Andrew Sullivan is excerpting a fascinating debate he titles, “Embracing the Bias,” about the dilemma NPR faces over its surprising to no one tilt toward the left.  One of the key bones of contention is whether NPR should just say outright, yes, we are sort of leftish, but unlike Fox News, we’ll own up to our bias and honestly try to be fair rather than just asserting it.

As much as I’d like to endorse that kind of full disclosure, it presupposes, as the lawyers say, a fact not in evidence.  Lesbians and gay men should be more attuned than most to the fact that in a whole lot of cases, people don’t recognize their own bias.  On the contrary, they can understand what others view as bias as some sort of natural order.

When Maggie Gallagher takes umbrage at being called a bigot or worse, she is sincerely expressing her view that the world she grew up in and understands is entirely neutral and correct.  Her incredulity comes from the notion that such a uniform history of acknowledging heterosexual marriage holds no bias against homosexual couples.

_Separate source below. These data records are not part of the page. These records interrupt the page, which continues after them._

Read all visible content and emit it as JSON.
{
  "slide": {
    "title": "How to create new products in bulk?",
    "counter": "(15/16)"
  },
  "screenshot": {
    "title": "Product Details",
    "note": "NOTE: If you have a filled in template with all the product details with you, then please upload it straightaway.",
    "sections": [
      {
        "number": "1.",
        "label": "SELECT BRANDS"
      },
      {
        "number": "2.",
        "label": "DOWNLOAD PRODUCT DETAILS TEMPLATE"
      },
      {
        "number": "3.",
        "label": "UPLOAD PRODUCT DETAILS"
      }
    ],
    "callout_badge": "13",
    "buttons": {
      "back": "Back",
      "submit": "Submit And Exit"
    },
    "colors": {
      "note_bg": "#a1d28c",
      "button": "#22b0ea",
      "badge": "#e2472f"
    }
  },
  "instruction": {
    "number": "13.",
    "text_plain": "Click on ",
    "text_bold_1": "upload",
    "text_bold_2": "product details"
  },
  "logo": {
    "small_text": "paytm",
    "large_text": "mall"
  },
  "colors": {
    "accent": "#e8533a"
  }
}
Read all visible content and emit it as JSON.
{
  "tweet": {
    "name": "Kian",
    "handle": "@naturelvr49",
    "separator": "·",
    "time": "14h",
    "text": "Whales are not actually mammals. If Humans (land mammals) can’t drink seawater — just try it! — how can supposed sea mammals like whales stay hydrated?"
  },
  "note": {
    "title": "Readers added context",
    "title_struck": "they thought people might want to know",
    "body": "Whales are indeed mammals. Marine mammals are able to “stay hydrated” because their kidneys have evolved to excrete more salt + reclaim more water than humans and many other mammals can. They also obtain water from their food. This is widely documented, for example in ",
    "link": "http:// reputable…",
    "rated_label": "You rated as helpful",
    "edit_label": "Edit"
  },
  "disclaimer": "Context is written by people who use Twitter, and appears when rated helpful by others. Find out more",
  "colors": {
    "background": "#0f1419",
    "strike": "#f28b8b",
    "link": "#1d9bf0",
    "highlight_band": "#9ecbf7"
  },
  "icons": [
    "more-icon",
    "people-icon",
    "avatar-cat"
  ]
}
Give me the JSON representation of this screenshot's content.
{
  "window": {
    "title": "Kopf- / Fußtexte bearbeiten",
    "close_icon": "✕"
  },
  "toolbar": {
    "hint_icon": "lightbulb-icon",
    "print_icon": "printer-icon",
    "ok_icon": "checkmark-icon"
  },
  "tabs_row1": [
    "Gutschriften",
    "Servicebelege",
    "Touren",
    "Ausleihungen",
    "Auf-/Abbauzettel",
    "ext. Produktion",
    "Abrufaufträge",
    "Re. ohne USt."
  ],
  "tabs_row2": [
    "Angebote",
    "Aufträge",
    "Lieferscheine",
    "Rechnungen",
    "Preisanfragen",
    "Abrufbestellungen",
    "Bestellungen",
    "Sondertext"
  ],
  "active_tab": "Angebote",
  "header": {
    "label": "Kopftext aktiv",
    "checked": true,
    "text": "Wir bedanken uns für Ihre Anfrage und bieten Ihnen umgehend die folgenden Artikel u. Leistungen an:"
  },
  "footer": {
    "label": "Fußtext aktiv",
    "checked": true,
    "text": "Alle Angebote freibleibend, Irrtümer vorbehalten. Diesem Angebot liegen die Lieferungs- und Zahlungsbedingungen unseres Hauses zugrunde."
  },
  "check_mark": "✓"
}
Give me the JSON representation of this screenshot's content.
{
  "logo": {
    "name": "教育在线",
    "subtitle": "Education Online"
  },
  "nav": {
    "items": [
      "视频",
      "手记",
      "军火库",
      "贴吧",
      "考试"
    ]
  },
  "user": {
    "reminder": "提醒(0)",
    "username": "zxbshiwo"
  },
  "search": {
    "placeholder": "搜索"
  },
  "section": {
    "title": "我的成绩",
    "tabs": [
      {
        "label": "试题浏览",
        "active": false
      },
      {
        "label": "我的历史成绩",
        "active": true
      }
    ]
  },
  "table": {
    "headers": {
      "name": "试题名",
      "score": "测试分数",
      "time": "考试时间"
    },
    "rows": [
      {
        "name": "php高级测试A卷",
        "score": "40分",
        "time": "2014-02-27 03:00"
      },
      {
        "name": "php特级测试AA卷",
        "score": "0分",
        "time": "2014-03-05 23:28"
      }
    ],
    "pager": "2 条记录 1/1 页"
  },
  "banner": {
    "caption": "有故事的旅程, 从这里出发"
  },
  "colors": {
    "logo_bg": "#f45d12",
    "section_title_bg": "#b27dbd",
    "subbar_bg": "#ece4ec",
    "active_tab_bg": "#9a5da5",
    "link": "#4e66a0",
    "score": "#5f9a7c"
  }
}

And, speaking historically, she is not wrong. I don’t think the long, confounding and ongoing development of marriage came out of a bias against same-sex couples, it just came out of an ignorance of their existence.  It took all of that history, culminating late in the 20th Century, for lesbians and gay men to fully assert their public presence, much less their need for the same legal recognition of their relationships that heterosexuals take for granted.

But just because there was no intent to discriminate against same-sex couples in, say, the 16th Century doesn’t mean that the effect of that unawareness isn’t discriminatory today.  Gallagher has set herself up as the ambassador of that obliviousness.  If history isn’t biased, how could she and her followers be?  What is wrong with people?

What Gallagher can’t see (or won’t acknowledge) is what a gathering majority can no longer blind itself to.  Lesbians and gay men do exist, do fall in love, do form relationships, do raise children.  The law’s neglect of them is now clear to anyone who wants to see it.

But those who keep their blinkers on do, in fact, begin to look biased, look like they really don’t want to see something that is right in front of their eyes.  Perhaps that isn’t really bigotry or hate, but it looks so willful, so harsh, so mean.

Maybe it is always hard for us to recognize our own biases, too easy to mistake them for justice when, in fact, their injustice is only still coming into view.  It would be so nice if Gallagher and NPR and everyone could stand back from their deeply held beliefs and examine them fully.  But history proves that’s hard.

On a lot of subjects, now, we don’t know what bias is.  How can we expect people to admit something we don’t have agreement on the boundaries of?  If NPR doesn’t see their bias as bias, they can do no more about it than Gallagher can, and will be missing many of the same cultural shifts that are happening right under their nose.